[Items from a dataset]
--------------------
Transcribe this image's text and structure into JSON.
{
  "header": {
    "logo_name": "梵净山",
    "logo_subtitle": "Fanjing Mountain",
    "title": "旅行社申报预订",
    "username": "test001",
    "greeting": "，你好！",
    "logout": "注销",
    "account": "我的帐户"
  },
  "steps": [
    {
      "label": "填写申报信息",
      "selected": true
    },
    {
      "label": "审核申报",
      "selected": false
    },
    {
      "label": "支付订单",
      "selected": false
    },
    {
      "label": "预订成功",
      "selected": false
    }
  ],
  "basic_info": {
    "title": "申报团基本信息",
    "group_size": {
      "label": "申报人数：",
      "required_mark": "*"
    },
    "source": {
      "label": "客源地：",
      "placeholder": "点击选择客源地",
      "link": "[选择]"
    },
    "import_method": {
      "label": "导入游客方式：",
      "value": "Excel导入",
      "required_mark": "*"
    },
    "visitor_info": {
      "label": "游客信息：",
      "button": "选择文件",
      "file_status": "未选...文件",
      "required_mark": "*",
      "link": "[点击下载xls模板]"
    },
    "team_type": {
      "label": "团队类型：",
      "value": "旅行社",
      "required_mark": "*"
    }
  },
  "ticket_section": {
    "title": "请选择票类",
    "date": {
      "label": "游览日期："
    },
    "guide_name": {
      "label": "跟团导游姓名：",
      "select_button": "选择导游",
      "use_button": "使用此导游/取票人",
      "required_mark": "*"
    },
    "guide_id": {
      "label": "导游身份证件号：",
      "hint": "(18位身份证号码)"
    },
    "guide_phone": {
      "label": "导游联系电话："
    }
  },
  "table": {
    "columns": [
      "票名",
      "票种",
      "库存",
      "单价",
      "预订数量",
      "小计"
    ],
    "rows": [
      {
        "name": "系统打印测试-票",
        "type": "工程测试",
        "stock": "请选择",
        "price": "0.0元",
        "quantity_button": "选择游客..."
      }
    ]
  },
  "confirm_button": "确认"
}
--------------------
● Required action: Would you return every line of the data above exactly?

● Response area:
Transcribe this image's text and structure into JSON.
{
  "header": {
    "logo_name": "梵净山",
    "logo_subtitle": "Fanjing Mountain",
    "title": "旅行社申报预订",
    "username": "test001",
    "greeting": "，你好！",
    "logout": "注销",
    "account": "我的帐户"
  },
  "steps": [
    {
      "label": "填写申报信息",
      "selected": true
    },
    {
      "label": "审核申报",
      "selected": false
    },
    {
      "label": "支付订单",
      "selected": false
    },
    {
      "label": "预订成功",
      "selected": false
    }
  ],
  "basic_info": {
    "title": "申报团基本信息",
    "group_size": {
      "label": "申报人数：",
      "required_mark": "*"
    },
    "source": {
      "label": "客源地：",
      "placeholder": "点击选择客源地",
      "link": "[选择]"
    },
    "import_method": {
      "label": "导入游客方式：",
      "value": "Excel导入",
      "required_mark": "*"
    },
    "visitor_info": {
      "label": "游客信息：",
      "button": "选择文件",
      "file_status": "未选...文件",
      "required_mark": "*",
      "link": "[点击下载xls模板]"
    },
    "team_type": {
      "label": "团队类型：",
      "value": "旅行社",
      "required_mark": "*"
    }
  },
  "ticket_section": {
    "title": "请选择票类",
    "date": {
      "label": "游览日期："
    },
    "guide_name": {
      "label": "跟团导游姓名：",
      "select_button": "选择导游",
      "use_button": "使用此导游/取票人",
      "required_mark": "*"
    },
    "guide_id": {
      "label": "导游身份证件号：",
      "hint": "(18位身份证号码)"
    },
    "guide_phone": {
      "label": "导游联系电话："
    }
  },
  "table": {
    "columns": [
      "票名",
      "票种",
      "库存",
      "单价",
      "预订数量",
      "小计"
    ],
    "rows": [
      {
        "name": "系统打印测试-票",
        "type": "工程测试",
        "stock": "请选择",
        "price": "0.0元",
        "quantity_button": "选择游客..."
      }
    ]
  },
  "confirm_button": "确认"
}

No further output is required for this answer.